How fortunate the Summer Olympics were playing in the background when I called a cousin in August of 2012, and asked about a long-lost grandaunt who had divorced from her husband in New York City and moved to Virginia in the 1930s.
After doing genealogy research for decades, I was set on finding the descendants of the siblings of my husband’s paternal grandfather who had not been heard from in many, many years.
While speaking with Isa, I could hear the familiar sounds of the Olympic rallying cries. What I had no idea would happen is that she would actually call her husband to the phone to tell me that his mother spoke of a second cousin or someone in the family from Virginia, who won the bronze medal for the United States, in the 1964 Summer Olympics, in Japan; Mike even remembered the champion’s name, Jim Bregman.* That was all the information this consummate researcher needed to fill in the final puzzle pieces of that branch of the family tree.

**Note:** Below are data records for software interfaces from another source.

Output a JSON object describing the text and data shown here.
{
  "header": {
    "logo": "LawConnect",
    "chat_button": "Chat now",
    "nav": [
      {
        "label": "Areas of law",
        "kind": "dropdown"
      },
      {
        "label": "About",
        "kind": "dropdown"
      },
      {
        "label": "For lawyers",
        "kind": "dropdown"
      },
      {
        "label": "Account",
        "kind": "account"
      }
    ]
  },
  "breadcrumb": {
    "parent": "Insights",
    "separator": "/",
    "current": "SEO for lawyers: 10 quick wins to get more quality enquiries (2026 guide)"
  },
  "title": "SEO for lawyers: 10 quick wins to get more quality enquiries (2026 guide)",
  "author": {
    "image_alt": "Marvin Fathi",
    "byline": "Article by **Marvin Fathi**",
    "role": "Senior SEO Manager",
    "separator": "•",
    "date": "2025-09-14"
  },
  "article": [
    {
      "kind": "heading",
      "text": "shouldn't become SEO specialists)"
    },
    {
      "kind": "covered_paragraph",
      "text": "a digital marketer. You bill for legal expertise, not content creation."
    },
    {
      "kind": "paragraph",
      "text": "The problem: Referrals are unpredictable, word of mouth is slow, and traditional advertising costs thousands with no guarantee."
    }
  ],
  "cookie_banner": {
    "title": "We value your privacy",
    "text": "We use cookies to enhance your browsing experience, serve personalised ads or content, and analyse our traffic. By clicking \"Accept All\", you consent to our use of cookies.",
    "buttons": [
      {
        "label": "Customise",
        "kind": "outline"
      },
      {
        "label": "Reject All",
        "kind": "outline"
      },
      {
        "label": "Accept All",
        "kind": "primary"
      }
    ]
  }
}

There’s so much more to this story but I’ll be brief for my blog post. I contacted a welcoming Jim and he, in turn, got me in touch with his first cousin Frane. Frane, being several years older than Jim, remembered her monthly rides by car and ferry, before the construction of major highways, to get to her mother’s aunt and uncle (my husband’s paternal grandparents) in Elizabeth, New Jersey, to freshen up en route to her paternal grandparents in New York and a visit to her maternal great-grandmother (my husband’s paternal great-grandmother), also in New York.
At the Cohen house in Elizabeth, Frane recalls that with her aunt and uncle’s 14 children, there was always someone awake and something cooking on the stove, no matter what time of day or night her family arrived. She marvels at the fact that even though it was wartime, and there was gas rationing, they always had sufficient fuel to make the trip. After her father’s untimely passing in January of 1951, she wondered for years whatever happened to the family in Elizabeth. An emotional Frane broke into tears when we spoke.
My husband and I spend a week in Florida in February, and since that first conversation we always make a point of traveling to visit Frane and her husband Joel in Lake Worth. This year, Jim and his younger brother Howard specifically arranged their visit from Virginia, where Jim and Terry live and Maryland, where Howard and his wife Barbara live, timing their visit to Frane and Joel to coincide with ours. What a memorable seven hours of intellectual conversation and nostalgia the day turned out to be.
As Jim saw in the Olympics and I learned with the games playing in the background when I asked the opportune question, timing is everything. Amen.
From Wikipedia, the free encyclopedia https://en.wikipedia.org/wiki/Jim_Bregman#mw-head
James Bregman (born November 17, 1941, in Arlington, Virginia) was a member of the first American team to compete in judo in the Summer Olympics. He is of the Jewish faith. He started Judo at the age of 12 and went to college in Japan.
In 1964 he won the AAU Senior National Judo Championship.
Judo was first in included in the 1964 Summer Olympics in Tokyo, and Bregman won a bronze medal in the under 80 kg category in those games—the only American to bring home a medal in judo in the 1964 Summer Games.
The judo world sometimes speaks with pride of the 1964 US Olympic Judo Team as consisting of an American Jew, an African-American, a Japanese-American, and a Native American (see Nishioka's book in the references, below).
In 1965 he won a gold medal at the Pan American Championships in the 176 pound division. He also won a gold medal in the Maccabiah Games that year. Additionally, in 1965, Jim Bregman became the first American to win a medal in the World Championships held in São Paulo, Brazil. He won another Bronze at that competition. Bregman has continued to be involved in the American judo community, serving three times as President of the United States Judo Association the organization which [he] helped found in 1968.
In January 2018, Bregman was promoted to the highest judo rank of Judan (10th Degree Black Belt) by the United States Judo Association.